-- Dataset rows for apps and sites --
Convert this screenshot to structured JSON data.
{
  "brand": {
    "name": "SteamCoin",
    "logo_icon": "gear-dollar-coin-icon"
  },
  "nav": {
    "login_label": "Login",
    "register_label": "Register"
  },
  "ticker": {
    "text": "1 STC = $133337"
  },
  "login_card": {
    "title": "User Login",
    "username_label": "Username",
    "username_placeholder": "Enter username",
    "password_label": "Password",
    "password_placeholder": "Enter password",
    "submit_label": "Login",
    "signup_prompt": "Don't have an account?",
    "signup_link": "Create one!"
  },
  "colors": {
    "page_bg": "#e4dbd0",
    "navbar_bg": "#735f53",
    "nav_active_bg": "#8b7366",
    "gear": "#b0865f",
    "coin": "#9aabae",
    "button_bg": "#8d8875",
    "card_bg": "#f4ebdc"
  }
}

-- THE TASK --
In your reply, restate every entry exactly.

-- REPLY --
Convert this screenshot to structured JSON data.
{
  "brand": {
    "name": "SteamCoin",
    "logo_icon": "gear-dollar-coin-icon"
  },
  "nav": {
    "login_label": "Login",
    "register_label": "Register"
  },
  "ticker": {
    "text": "1 STC = $133337"
  },
  "login_card": {
    "title": "User Login",
    "username_label": "Username",
    "username_placeholder": "Enter username",
    "password_label": "Password",
    "password_placeholder": "Enter password",
    "submit_label": "Login",
    "signup_prompt": "Don't have an account?",
    "signup_link": "Create one!"
  },
  "colors": {
    "page_bg": "#e4dbd0",
    "navbar_bg": "#735f53",
    "nav_active_bg": "#8b7366",
    "gear": "#b0865f",
    "coin": "#9aabae",
    "button_bg": "#8d8875",
    "card_bg": "#f4ebdc"
  }
}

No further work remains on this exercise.